The eight days of protests follow Hollande's decision to use a rare part of the constitution to bypass parliament, thus invoking reforms to the highly codified French labor laws.
CGT energy and mining federation spokeswoman Marie-Claire Cailletaud said that 16 out of France's 19 nuclear stations had voted for strike action and that those stations will reduce power output, but not stop generating.
"One cannot just turn off a nuclear plant, it is not like a thermal or hydro plant," Cailletaud said.
The Ufip oil industry federation told France 24 that around a third of the country's 12,000 petrol stations were running dry. France has also mobilized its emergency fuel stocks for the first time since 2010 but officials said there was no risk of a shortage.

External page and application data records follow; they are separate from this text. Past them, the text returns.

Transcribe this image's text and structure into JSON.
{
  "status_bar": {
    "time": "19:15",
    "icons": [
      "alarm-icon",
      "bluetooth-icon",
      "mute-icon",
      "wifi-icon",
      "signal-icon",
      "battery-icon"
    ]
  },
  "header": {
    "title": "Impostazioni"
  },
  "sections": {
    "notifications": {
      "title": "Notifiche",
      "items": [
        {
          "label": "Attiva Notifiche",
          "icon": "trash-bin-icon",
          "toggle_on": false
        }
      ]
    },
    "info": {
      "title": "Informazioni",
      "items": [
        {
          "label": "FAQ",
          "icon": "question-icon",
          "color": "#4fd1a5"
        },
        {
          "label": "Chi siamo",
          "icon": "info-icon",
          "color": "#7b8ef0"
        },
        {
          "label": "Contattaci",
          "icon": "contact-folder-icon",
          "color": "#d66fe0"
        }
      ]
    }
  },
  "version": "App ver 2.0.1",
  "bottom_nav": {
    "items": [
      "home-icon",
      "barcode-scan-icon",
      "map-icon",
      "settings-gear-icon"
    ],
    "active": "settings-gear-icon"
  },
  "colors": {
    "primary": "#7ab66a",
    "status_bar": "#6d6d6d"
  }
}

The labor reforms were largely directed at making companies take on more workers on permanent contracts, rather than temporary ones, to bring down the unemployment rate from ten percent. The proposals would give employers more scope to lay-off workers and cut costs and allow some employees to work far longer than the current 35-hour week.
Other reforms include a cap on severance pay for workers dismissed by a company. The current uncertain cost of laying-off workers mean that companies are risk-averse to doing so, leaving them less flexible and — in some cases — less productive. Opponents say the reforms would undermine workers' rights on pay, overtime and breaks.
The reforms would normally pass to the upper house of the French Parliament, where the Republicans have a majority, paving the way for a political ping-pong match, but Hollande's Prime Minister Manuel Valls has won cabinet approval to invoke the rarely-used Article 49.3 of the constitution which allows the reform bill to bypass parliament.